As the story begins, Lindman has just been diagnosed with cancer of the mouth. Reeling, he tries to distract himself during the days before his treatment begins by investigating the brutal murder of a retired colleague. Throughout the investigation, Lindman is plagued by nightmares, pain, and dizziness, as well as premonitions of death. Like Wallander, he finds emotional constancy difficult. He rewards his girlfriend's supportiveness by constantly forgetting to phone her -- and speaking in monosyllables when he does.
WHIPPING UP SYMPATHY. So what's the appeal of these dark tales? Partly, as with a book like Silence of the Lambs, it's the sheer brutal imaginativeness of the crimes. Murder is rarely less than diabolical in Mankell's books. For instance, in Sidetracked, which came out in English in 1999, a retired Swedish Justice Minister is axed to death and scalped and revealed to have been a corrupt sexual sadist. In the new book, Lindman's retired colleague was slowly whipped to death in the snowy yard of his isolated country house. Bloody footprints in his living room indicate that -- before or after death -- he had somehow been made to dance the fox-trot.
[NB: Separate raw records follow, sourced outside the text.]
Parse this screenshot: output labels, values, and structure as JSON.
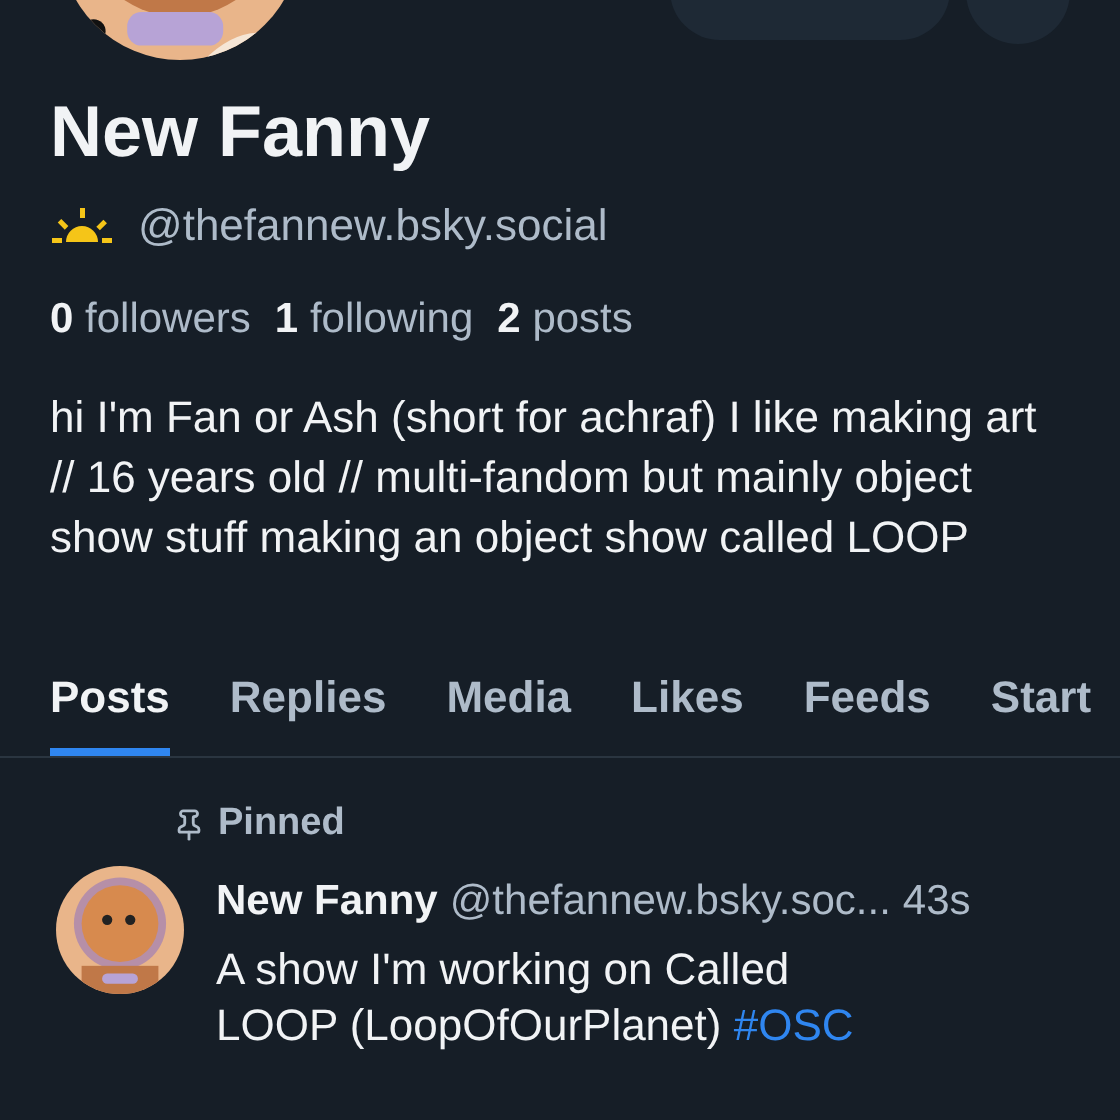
{
  "profile": {
    "name": "New Fanny",
    "handle": "@thefannew.bsky.social",
    "stats": [
      {
        "count": "0",
        "label": "followers"
      },
      {
        "count": "1",
        "label": "following"
      },
      {
        "count": "2",
        "label": "posts"
      }
    ],
    "bio": "hi I'm Fan or Ash (short for achraf) I like making art // 16 years old // multi-fandom but mainly object show stuff making an object show called LOOP"
  },
  "tabs": [
    {
      "label": "Posts",
      "selected": true
    },
    {
      "label": "Replies",
      "selected": false
    },
    {
      "label": "Media",
      "selected": false
    },
    {
      "label": "Likes",
      "selected": false
    },
    {
      "label": "Feeds",
      "selected": false
    },
    {
      "label": "Start",
      "selected": false
    }
  ],
  "post": {
    "pinned_label": "Pinned",
    "author": "New Fanny",
    "handle": "@thefannew.bsky.soc...",
    "time": "43s",
    "text": "A show I'm working on Called LOOP (LoopOfOurPlanet) **#OSC**"
  }
}
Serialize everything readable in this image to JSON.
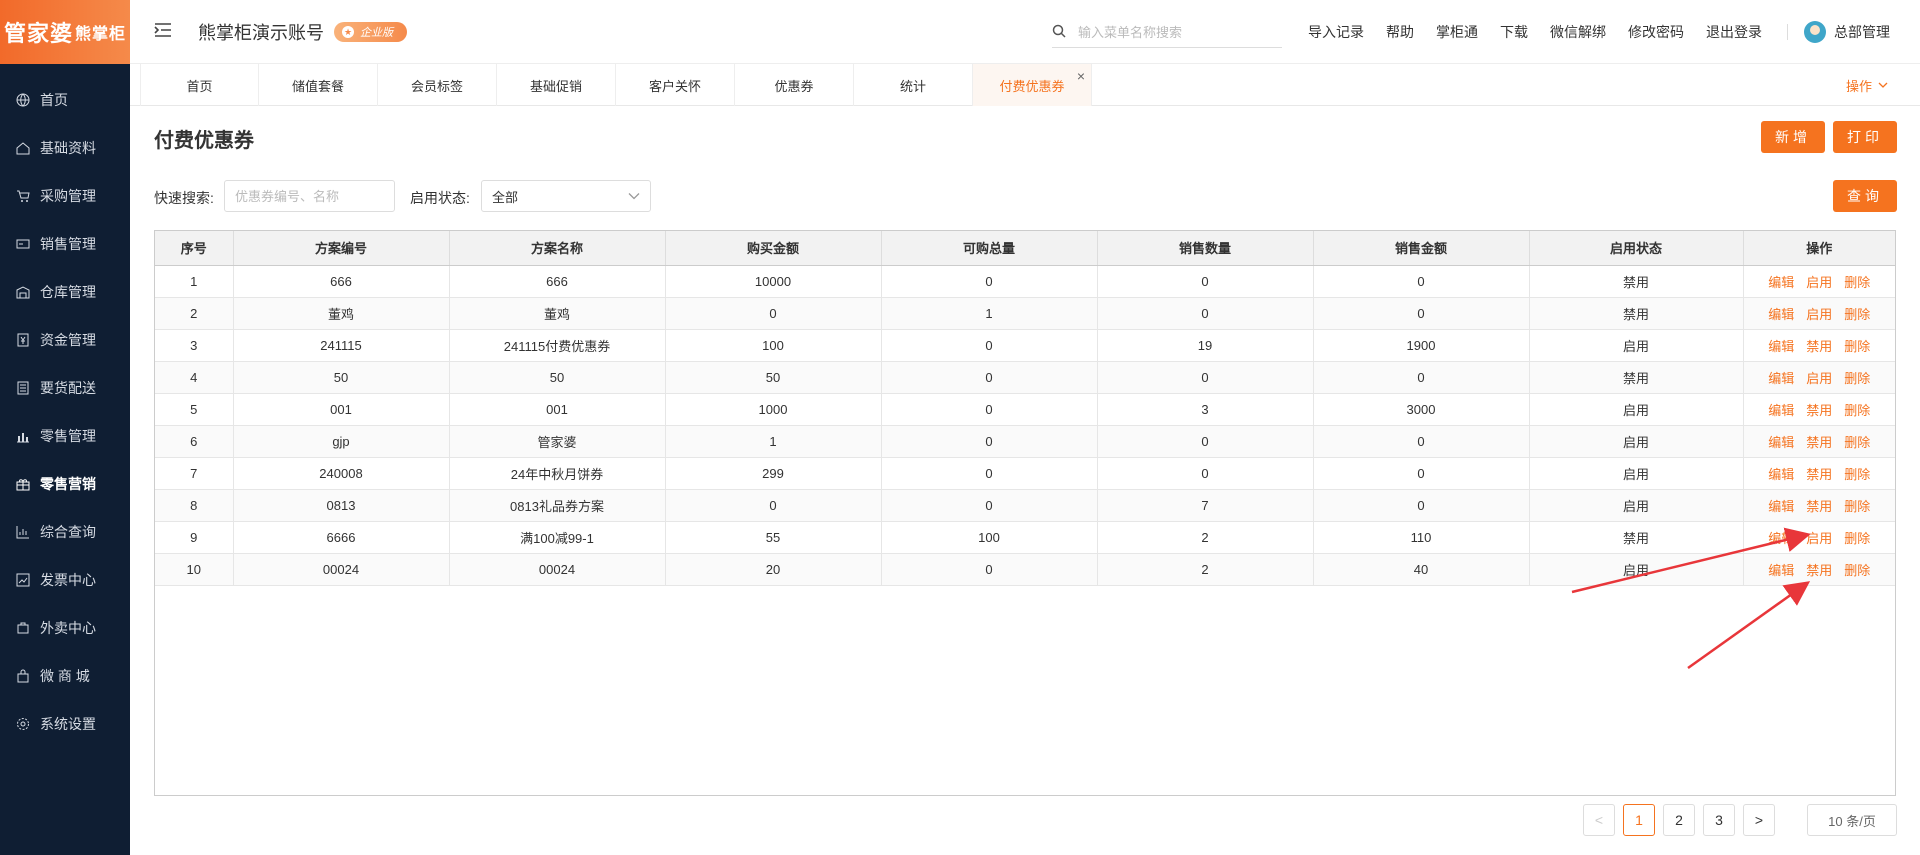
{
  "logo": {
    "main": "管家婆",
    "sub": "熊掌柜"
  },
  "sidebar": {
    "items": [
      {
        "label": "首页",
        "icon": "globe-icon"
      },
      {
        "label": "基础资料",
        "icon": "home-icon"
      },
      {
        "label": "采购管理",
        "icon": "cart-icon"
      },
      {
        "label": "销售管理",
        "icon": "card-icon"
      },
      {
        "label": "仓库管理",
        "icon": "warehouse-icon"
      },
      {
        "label": "资金管理",
        "icon": "money-icon"
      },
      {
        "label": "要货配送",
        "icon": "list-icon"
      },
      {
        "label": "零售管理",
        "icon": "chart-icon"
      },
      {
        "label": "零售营销",
        "icon": "gift-icon",
        "active": true
      },
      {
        "label": "综合查询",
        "icon": "bar-chart-icon"
      },
      {
        "label": "发票中心",
        "icon": "trend-icon"
      },
      {
        "label": "外卖中心",
        "icon": "delivery-icon"
      },
      {
        "label": "微 商 城",
        "icon": "shop-icon"
      },
      {
        "label": "系统设置",
        "icon": "gear-icon"
      }
    ]
  },
  "header": {
    "account": "熊掌柜演示账号",
    "badge": "企业版",
    "search_placeholder": "输入菜单名称搜索",
    "links": [
      "导入记录",
      "帮助",
      "掌柜通",
      "下载",
      "微信解绑",
      "修改密码",
      "退出登录"
    ],
    "user": "总部管理"
  },
  "tabs": {
    "items": [
      "首页",
      "储值套餐",
      "会员标签",
      "基础促销",
      "客户关怀",
      "优惠券",
      "统计",
      "付费优惠券"
    ],
    "active_index": 7,
    "ops_label": "操作"
  },
  "page": {
    "title": "付费优惠券",
    "btn_new": "新增",
    "btn_print": "打印",
    "btn_query": "查询",
    "quick_search_label": "快速搜索:",
    "quick_search_placeholder": "优惠券编号、名称",
    "status_label": "启用状态:",
    "status_value": "全部"
  },
  "table": {
    "headers": [
      "序号",
      "方案编号",
      "方案名称",
      "购买金额",
      "可购总量",
      "销售数量",
      "销售金额",
      "启用状态",
      "操作"
    ],
    "rows": [
      {
        "no": "1",
        "code": "666",
        "name": "666",
        "amount": "10000",
        "total": "0",
        "sold": "0",
        "sales": "0",
        "status": "禁用",
        "actions": [
          "编辑",
          "启用",
          "删除"
        ]
      },
      {
        "no": "2",
        "code": "董鸡",
        "name": "董鸡",
        "amount": "0",
        "total": "1",
        "sold": "0",
        "sales": "0",
        "status": "禁用",
        "actions": [
          "编辑",
          "启用",
          "删除"
        ]
      },
      {
        "no": "3",
        "code": "241115",
        "name": "241115付费优惠券",
        "amount": "100",
        "total": "0",
        "sold": "19",
        "sales": "1900",
        "status": "启用",
        "actions": [
          "编辑",
          "禁用",
          "删除"
        ]
      },
      {
        "no": "4",
        "code": "50",
        "name": "50",
        "amount": "50",
        "total": "0",
        "sold": "0",
        "sales": "0",
        "status": "禁用",
        "actions": [
          "编辑",
          "启用",
          "删除"
        ]
      },
      {
        "no": "5",
        "code": "001",
        "name": "001",
        "amount": "1000",
        "total": "0",
        "sold": "3",
        "sales": "3000",
        "status": "启用",
        "actions": [
          "编辑",
          "禁用",
          "删除"
        ]
      },
      {
        "no": "6",
        "code": "gjp",
        "name": "管家婆",
        "amount": "1",
        "total": "0",
        "sold": "0",
        "sales": "0",
        "status": "启用",
        "actions": [
          "编辑",
          "禁用",
          "删除"
        ]
      },
      {
        "no": "7",
        "code": "240008",
        "name": "24年中秋月饼券",
        "amount": "299",
        "total": "0",
        "sold": "0",
        "sales": "0",
        "status": "启用",
        "actions": [
          "编辑",
          "禁用",
          "删除"
        ]
      },
      {
        "no": "8",
        "code": "0813",
        "name": "0813礼品券方案",
        "amount": "0",
        "total": "0",
        "sold": "7",
        "sales": "0",
        "status": "启用",
        "actions": [
          "编辑",
          "禁用",
          "删除"
        ]
      },
      {
        "no": "9",
        "code": "6666",
        "name": "满100减99-1",
        "amount": "55",
        "total": "100",
        "sold": "2",
        "sales": "110",
        "status": "禁用",
        "actions": [
          "编辑",
          "启用",
          "删除"
        ]
      },
      {
        "no": "10",
        "code": "00024",
        "name": "00024",
        "amount": "20",
        "total": "0",
        "sold": "2",
        "sales": "40",
        "status": "启用",
        "actions": [
          "编辑",
          "禁用",
          "删除"
        ]
      }
    ]
  },
  "pagination": {
    "pages": [
      "1",
      "2",
      "3"
    ],
    "current": "1",
    "prev": "<",
    "next": ">",
    "page_size": "10 条/页"
  },
  "colors": {
    "accent": "#f5731f",
    "sidebar_bg": "#0f1e33",
    "arrow": "#e8363a"
  }
}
For Europeans, I suspect that a big part of the appeal is also Mankell's left-of-center political slant and his deep cynicism about politics. Europeans, in my experience, are far less credulous than Americans. Americans like to think they're skeptical of politicians, but most have a touching faith in quick fixes and new beginnings (witness the current Iraq policy). Despite September 11, Americans tend to see evil as external and distant. Europeans, who have endured numerous wars on their home turf, see it as nearby and internal to modern society. In Mankell's version, the threat of a fascist takeover of democratic institutions always lurks in the background.
Mankel's plots are fascinating partly because things are so rarely what they seem. Higher political authority is often corrupt, and even friends, colleagues, and family cannot necessarily be trusted. The brutal murder in The Return of the Dancing Master, for instance, turns out to involve Nazi and neo-Nazi scheming, some of which goes back to the early days of World War II and involves both Lindman's late father and his murdered ex-colleague. In Mankell's remorseless weighing of good vs. evil, the murderer who slowly whipped an elderly policeman to death ends up as a mildly sympathetic character.
TWISTED IMAGES. Redemption in Mankell's stories is bleakly existential. His detectives are admirable because in the warped society in which they live and work, they just keep plugging away, trying to do the right thing. For all their dyspepsia, Wallander and Lindman are good men, who bravely risk their lives in gunfights with better-armed criminals.
In contrast to American detectives like, say, Clint Eastwood's Dirty Harry, they're not particularly macho, and they're fairly scrupulous about trying to obey Sweden's many rules protecting criminal suspects. You can't imagine either of them staring down the barrel of a .44 Magnum and growling, "Make my day."
Ultimately, of course, Mankell's version of Swedish society is no less cartoonish than the Dirty Harry version of America. At their worst, as in The White Lioness, the plots are as wildly improbable as in any adventure novel. At his best, however, Mankell probes some of Europeans' deepest fears and anxieties. The looking glass he holds up to society is a distorted, fun-house mirror, but many Europeans see glimpses of political and social reality in it. I suspect that many Americans who read the books will have a similar experience. It isn't a pretty sight. Peterson is a contributing editor at BusinessWeek Online. Follow his weekly Moveable Feast column, only on BusinessWeek Online